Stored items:
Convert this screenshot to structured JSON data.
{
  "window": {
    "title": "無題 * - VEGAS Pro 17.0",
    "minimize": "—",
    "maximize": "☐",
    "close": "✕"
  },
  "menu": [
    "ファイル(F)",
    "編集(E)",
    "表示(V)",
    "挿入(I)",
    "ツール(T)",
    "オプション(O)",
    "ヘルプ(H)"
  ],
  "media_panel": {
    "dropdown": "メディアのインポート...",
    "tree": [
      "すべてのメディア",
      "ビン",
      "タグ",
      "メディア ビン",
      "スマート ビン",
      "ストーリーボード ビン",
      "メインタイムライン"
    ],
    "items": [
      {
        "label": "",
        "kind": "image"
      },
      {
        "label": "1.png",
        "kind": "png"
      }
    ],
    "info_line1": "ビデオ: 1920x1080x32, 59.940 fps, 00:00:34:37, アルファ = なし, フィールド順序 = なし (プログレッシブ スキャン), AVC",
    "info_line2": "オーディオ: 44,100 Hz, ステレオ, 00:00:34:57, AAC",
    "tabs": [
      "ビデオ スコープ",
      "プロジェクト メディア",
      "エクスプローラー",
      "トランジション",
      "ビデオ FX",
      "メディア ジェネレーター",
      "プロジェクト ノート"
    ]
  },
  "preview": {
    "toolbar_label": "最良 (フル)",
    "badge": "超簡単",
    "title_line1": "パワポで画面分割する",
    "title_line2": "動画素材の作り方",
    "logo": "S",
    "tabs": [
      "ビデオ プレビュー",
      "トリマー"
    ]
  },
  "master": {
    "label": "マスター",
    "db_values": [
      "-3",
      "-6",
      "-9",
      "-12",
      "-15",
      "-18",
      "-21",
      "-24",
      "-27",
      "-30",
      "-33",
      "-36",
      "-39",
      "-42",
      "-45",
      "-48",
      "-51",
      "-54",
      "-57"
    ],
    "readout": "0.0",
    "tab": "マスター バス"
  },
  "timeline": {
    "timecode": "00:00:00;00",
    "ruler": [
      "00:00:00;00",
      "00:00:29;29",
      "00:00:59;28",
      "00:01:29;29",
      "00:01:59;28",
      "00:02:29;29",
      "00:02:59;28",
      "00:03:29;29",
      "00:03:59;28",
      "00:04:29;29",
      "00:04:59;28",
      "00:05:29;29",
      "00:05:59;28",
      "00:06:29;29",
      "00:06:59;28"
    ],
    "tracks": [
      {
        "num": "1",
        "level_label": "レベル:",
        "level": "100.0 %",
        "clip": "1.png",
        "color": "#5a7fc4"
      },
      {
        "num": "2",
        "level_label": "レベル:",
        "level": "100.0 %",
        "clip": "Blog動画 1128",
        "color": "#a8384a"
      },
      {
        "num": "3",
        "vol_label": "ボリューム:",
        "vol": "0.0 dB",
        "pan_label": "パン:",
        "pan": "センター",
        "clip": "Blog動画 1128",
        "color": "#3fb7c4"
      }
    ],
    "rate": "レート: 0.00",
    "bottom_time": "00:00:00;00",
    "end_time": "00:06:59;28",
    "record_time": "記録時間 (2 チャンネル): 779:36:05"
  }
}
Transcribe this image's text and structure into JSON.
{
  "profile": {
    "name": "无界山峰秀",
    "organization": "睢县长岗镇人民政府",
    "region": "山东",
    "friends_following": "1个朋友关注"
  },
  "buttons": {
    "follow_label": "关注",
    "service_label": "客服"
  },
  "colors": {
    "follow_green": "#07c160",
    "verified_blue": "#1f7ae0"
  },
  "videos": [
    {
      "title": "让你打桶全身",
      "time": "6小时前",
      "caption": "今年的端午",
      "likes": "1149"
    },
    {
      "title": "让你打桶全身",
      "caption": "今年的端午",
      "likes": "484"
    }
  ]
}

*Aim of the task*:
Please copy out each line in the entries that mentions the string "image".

*Task answer*:
        "kind": "image"
Transcribe this image's text and structure into JSON.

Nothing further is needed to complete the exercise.